with the stars burning and exploding.

Day 40 | Five of ‘Em! | We’re Doing the Wild Thing, Booze-Free in da’ Hood!

The intense climax of sexual energy after a good round of sex or masturbation. It’s as if your life flashes before your very eyes as you stare blankly into the walls or ceiling while the violent [deliciously yummy] sensation courses through your body. You may let out a low, soft moan or a good, loud yell during an orgasm. Strength of the orgasm varies on mood and stamina of the sex parter. [I ride solo with Husband beside me] The better the mood and the greater the energy, the stronger the orgasm is. Best damn feeling in the world. —Urban Dictionary; my number 1 definition on anything

felt the burden lifting from my back.

Day 38 | Clean as a Flemish Interior | Down 15 Pounds; 51 to Go

Hey! Look out for the fat chick on the bike weaving through traffic!

That chick be me.

The 7-mile ride in the noontime 95-degree heat served as a kick-up-my-heels kind of release following four consecutive interviews with marketing managers at EMC.

I had given myself plenty of time to get there, but came to a grinding halt due to construction and then hit a detour and a patch of country road that sprawled on and on in the wrong direction.

This got me into a state well beyond, calm, cool and collected—the requisite demeanor for interviewing forgone—being hungover and mired in brain fog, fortunately, more than 30 days behind me.

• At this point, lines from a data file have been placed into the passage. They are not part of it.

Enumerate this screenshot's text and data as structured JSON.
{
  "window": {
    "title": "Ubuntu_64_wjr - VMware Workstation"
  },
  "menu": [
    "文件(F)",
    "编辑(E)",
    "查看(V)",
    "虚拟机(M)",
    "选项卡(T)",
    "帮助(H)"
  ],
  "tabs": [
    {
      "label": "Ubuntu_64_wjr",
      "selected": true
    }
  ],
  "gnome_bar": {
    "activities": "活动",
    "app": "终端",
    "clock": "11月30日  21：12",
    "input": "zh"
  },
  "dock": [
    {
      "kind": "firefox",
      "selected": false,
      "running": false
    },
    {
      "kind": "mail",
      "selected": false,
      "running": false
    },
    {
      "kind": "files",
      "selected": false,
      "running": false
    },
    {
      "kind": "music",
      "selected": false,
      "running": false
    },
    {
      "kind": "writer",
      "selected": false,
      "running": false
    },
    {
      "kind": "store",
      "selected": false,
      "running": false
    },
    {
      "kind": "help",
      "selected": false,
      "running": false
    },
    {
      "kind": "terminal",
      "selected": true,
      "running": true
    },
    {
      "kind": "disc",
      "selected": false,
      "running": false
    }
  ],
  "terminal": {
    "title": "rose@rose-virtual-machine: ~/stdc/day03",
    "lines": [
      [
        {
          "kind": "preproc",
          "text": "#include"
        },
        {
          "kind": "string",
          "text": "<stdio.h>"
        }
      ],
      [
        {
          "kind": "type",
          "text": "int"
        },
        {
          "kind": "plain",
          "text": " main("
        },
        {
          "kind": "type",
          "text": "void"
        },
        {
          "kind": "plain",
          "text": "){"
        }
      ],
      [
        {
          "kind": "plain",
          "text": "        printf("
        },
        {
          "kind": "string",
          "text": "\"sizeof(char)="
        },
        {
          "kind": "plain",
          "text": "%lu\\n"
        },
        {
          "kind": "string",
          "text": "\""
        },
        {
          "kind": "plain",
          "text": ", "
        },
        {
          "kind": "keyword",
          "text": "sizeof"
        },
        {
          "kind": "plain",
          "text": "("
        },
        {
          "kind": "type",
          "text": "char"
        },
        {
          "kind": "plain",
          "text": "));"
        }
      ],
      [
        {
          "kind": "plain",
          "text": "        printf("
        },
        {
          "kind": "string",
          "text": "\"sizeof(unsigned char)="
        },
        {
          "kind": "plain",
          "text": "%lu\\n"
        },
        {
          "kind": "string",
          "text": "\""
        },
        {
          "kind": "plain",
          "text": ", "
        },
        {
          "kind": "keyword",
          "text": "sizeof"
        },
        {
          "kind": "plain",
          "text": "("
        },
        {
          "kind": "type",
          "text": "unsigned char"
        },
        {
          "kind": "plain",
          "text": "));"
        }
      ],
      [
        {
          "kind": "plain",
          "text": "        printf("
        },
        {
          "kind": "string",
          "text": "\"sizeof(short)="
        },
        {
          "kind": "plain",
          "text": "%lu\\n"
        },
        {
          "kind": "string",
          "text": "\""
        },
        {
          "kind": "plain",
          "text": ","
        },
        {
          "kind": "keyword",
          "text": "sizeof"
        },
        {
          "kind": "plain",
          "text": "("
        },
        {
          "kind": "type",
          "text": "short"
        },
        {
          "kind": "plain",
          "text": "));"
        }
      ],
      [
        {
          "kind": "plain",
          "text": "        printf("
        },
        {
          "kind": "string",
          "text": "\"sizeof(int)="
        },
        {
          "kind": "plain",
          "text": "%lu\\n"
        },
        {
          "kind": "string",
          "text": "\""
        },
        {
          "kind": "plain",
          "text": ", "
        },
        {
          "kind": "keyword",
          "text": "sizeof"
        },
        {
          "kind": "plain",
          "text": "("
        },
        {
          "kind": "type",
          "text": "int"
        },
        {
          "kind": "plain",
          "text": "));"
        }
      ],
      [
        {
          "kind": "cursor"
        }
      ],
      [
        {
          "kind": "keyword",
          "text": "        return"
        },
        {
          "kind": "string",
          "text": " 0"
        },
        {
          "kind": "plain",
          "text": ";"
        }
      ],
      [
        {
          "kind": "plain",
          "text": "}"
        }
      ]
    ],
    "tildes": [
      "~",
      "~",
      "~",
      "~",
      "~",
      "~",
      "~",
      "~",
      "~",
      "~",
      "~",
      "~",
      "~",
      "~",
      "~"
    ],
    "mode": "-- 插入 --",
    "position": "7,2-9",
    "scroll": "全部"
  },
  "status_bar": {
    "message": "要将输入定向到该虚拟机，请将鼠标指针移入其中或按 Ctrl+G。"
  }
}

Breathless, frantic—muttering the type of words you keep from techy white-collar employers.

That’s how I am when I zip into a parking space on the EMC campus. In a Tourette’s fit. Anyone watching the surveillance camera or gazing out the window amid a ho-hum meeting, can witness the car [ironically, a Honda Fit] bumping up against the curb, my upper body lunging into the steering wheel and the clip in my hair making a beeline for the windshield.

Out of the Fit.

Kick flip-flops aside for loafers, slip on a wool-lined jacket, flatten hair to ears, mush lipstick on my lower lip. Make way to reception looking as if I have a pee-emergency and about to dump the entire contents of my bladder.

[It’s happened]

Trapper John M.D. is there behind the desk, greets me.

It’s obvious I’m flustered, bustered and late for something important, like a meeting that yields potential income and stability. My vibe casts ringlets of angst in the cool, quiet interior.

“Aw, hell, traffic in Framingham was a mess!”

He smiles and assures me everything will be fine; has a pleasing way about him.

You know, like Trapper.

I tell him the name of the hiring manager, say, “is it too early for a martini?”

A martini?

My last stint at EMC ended a year ago, a tedious project, but good experience and brand name for the resume. The tedium, though?

I came home thirsty.

And quenched that thirst.

Trapper winks and says, cupping his hand over his mouth so no one would hear, well, the weekend’s not that far off.

Voice inside my head:

You’re putting the wrong foot forward. Quick, take it back.

I’m grimacing. “Just kidding about the martini.”

He tells me Liz-beth is running five to ten minutes late. She’s in a meeting.

Maybe overlooking the parking lot.

I collect myself.

Use the restroom; look in the mirror. The new mascara is not dark brown but black and I appear to be a avid enthusiast for Marilyn Manson. Too bad I didn’t switch on the bathroom light this morning.

Despite my get-up—goth and disheveled—I will tell you that at the end of the interviews, one of out of the four peeps, said “I feel very positive about your qualifications” [he was a cute 30-something, sexy] and another said [a chatty Director-woman on the phone], “I am super-impressed with you.”

[It’s because you can’t see me, honey]

Will an offer manifest on Monday?

If I do get the job, it’ll be different this time.

I have the momentum of going-without behind me to keep from getting thirsty.